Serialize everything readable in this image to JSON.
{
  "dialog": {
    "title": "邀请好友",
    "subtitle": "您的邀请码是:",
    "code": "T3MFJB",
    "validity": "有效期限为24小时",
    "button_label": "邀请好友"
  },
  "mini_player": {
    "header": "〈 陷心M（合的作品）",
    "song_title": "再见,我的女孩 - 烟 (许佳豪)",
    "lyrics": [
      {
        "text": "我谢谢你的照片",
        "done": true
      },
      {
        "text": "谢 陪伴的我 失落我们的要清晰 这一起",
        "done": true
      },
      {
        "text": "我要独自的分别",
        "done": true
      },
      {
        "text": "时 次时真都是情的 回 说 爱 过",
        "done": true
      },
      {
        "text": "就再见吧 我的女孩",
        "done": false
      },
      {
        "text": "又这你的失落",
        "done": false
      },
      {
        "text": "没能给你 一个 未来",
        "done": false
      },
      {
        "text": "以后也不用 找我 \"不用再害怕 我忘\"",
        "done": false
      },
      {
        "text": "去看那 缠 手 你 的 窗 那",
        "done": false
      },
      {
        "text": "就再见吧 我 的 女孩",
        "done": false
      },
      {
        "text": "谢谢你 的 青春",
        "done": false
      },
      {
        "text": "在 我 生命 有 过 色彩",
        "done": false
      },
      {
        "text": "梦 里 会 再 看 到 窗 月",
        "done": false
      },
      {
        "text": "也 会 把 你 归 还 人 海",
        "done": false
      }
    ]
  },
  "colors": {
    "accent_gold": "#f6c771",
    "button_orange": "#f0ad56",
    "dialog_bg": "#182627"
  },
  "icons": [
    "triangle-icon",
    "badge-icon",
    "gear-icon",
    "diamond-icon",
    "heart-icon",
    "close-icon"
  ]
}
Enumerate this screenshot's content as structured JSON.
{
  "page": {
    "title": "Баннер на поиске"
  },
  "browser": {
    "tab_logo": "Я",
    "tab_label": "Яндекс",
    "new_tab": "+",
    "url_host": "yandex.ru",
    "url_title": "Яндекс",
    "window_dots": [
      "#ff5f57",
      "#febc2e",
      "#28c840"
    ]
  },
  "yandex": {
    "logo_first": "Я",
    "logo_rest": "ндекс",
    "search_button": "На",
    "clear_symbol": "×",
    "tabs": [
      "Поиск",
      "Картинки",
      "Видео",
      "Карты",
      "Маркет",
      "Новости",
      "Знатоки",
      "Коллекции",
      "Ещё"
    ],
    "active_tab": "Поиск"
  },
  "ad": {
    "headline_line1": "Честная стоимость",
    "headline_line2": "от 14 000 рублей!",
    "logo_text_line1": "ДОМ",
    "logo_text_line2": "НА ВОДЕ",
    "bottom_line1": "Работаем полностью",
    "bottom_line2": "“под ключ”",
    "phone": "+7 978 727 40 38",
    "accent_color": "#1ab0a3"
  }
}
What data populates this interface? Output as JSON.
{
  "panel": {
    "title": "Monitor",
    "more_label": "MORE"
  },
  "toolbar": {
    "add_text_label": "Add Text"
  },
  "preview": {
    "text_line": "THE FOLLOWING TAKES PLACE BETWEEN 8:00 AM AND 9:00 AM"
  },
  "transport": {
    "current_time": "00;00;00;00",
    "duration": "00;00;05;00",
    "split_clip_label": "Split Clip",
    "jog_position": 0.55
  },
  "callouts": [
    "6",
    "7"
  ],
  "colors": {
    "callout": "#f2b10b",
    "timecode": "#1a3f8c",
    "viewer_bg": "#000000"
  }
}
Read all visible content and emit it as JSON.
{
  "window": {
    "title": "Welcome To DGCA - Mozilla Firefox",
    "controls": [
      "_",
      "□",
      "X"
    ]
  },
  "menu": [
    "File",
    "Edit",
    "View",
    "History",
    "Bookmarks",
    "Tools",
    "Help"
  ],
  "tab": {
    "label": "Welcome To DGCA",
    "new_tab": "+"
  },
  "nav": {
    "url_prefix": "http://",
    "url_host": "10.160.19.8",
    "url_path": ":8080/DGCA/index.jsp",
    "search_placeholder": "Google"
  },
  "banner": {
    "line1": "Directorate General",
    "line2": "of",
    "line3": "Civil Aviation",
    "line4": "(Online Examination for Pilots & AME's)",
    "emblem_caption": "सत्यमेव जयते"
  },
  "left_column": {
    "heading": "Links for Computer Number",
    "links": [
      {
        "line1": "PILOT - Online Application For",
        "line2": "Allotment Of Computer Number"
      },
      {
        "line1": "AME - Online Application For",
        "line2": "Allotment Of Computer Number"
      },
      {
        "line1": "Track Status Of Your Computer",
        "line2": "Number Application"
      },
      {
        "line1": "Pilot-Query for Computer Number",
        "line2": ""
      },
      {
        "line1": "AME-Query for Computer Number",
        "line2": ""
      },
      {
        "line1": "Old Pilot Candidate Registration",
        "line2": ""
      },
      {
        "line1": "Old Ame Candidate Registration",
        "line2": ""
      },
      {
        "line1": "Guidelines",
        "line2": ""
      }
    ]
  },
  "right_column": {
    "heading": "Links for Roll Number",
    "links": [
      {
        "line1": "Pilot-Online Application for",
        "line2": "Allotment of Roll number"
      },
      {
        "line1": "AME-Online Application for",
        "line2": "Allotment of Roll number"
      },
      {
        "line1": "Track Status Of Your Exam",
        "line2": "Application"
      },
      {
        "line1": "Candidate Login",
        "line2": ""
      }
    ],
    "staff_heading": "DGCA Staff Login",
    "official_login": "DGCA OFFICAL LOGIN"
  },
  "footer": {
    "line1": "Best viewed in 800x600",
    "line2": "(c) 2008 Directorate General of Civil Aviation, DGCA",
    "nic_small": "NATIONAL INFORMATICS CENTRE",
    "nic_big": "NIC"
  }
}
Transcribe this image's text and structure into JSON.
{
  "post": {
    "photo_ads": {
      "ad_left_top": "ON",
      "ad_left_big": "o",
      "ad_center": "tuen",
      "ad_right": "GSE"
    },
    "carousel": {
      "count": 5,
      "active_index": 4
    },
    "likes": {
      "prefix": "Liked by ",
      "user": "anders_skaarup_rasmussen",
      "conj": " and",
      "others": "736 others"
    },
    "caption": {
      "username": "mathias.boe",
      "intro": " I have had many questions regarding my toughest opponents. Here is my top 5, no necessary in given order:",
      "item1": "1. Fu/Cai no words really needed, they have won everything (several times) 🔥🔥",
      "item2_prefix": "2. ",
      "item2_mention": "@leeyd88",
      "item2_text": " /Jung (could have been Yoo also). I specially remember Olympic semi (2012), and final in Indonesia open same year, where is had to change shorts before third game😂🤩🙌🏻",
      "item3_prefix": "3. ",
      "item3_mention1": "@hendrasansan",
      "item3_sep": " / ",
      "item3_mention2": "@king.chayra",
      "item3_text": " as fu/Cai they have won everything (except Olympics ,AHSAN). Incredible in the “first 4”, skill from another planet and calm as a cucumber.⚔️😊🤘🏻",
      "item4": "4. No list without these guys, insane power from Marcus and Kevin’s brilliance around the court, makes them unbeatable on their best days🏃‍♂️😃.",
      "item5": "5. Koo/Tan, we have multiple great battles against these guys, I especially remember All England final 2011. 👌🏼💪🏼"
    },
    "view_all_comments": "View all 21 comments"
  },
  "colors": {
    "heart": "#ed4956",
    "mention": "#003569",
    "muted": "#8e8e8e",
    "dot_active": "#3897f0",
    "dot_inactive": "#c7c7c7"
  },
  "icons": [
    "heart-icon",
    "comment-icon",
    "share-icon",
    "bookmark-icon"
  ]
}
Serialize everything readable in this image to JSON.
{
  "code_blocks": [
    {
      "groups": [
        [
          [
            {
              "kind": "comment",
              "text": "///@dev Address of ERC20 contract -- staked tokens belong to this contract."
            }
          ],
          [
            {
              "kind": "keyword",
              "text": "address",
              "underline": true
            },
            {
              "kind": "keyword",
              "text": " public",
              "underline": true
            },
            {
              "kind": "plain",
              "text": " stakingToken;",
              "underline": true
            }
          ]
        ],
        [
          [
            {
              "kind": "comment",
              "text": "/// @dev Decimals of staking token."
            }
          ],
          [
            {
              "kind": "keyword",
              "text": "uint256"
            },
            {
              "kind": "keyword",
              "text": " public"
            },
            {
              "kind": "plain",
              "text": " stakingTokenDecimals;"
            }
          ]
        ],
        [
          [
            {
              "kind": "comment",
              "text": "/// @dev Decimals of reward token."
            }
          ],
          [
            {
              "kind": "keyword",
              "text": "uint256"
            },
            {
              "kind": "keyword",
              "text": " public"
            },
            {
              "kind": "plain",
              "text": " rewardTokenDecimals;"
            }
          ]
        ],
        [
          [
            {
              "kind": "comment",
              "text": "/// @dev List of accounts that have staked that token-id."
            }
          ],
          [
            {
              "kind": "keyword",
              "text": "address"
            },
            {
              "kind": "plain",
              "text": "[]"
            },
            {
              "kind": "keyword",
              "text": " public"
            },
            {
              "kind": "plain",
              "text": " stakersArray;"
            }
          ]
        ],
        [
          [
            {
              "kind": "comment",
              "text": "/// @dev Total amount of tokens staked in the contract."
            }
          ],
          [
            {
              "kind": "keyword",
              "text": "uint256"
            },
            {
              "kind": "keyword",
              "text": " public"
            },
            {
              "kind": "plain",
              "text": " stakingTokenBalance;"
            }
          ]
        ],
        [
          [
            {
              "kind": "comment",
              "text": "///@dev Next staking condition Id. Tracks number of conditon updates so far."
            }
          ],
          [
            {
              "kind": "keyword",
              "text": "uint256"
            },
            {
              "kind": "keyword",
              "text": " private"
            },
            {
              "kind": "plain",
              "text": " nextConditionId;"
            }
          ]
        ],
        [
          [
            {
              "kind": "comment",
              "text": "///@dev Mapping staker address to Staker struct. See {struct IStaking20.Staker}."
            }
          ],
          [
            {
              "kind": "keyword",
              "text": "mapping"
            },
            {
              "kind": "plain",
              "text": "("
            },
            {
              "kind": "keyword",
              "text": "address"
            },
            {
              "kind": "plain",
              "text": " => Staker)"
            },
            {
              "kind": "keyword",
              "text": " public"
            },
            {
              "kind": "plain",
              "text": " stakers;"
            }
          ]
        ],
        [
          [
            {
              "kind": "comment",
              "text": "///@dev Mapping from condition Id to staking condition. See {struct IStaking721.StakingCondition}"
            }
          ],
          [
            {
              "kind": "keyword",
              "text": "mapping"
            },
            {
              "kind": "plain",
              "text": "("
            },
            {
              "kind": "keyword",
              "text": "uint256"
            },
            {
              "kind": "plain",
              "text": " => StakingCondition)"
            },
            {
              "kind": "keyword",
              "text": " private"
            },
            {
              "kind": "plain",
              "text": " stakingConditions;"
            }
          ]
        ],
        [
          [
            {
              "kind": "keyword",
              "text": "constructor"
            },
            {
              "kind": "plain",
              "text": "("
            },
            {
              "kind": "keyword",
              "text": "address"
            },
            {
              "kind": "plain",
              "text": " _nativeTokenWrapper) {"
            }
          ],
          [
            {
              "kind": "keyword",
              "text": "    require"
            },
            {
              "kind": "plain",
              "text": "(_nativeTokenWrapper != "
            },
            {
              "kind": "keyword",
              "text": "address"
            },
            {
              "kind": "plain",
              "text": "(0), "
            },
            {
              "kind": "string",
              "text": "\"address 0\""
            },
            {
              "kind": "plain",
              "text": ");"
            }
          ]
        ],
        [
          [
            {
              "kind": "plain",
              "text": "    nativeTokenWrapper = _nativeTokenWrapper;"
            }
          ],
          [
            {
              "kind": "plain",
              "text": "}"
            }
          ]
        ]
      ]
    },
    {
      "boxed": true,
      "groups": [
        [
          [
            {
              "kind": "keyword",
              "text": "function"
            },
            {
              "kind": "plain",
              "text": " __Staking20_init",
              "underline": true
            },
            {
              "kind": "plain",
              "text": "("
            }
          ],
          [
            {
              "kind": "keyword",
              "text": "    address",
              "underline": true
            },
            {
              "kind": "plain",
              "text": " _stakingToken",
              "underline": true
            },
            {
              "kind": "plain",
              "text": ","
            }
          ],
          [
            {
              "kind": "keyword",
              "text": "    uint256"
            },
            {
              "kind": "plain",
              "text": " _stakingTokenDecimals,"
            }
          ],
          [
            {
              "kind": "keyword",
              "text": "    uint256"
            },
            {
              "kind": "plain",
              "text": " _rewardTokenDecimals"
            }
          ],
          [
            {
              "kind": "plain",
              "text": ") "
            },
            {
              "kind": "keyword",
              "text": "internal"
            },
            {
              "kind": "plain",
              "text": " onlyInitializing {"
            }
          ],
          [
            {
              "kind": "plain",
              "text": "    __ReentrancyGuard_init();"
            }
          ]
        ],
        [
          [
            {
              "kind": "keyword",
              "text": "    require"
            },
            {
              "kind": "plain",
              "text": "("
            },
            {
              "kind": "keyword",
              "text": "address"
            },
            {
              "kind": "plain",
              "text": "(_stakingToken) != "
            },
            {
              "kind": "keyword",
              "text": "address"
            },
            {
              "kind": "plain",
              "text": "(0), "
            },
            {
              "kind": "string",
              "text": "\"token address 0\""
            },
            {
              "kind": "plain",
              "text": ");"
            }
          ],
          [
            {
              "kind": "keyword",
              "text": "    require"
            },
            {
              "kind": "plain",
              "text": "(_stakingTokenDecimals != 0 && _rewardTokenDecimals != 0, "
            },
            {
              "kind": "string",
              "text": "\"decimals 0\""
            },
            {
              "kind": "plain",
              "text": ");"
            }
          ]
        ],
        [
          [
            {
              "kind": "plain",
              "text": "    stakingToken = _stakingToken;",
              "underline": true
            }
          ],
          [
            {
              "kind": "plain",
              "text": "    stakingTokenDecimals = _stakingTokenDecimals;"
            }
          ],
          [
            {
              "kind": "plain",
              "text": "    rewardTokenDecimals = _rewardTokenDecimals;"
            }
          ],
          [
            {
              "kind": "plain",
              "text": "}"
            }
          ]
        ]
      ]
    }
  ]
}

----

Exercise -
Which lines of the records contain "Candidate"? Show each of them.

Response -
        "line1": "Old Pilot Candidate Registration",
        "line1": "Old Ame Candidate Registration",
        "line1": "Candidate Login",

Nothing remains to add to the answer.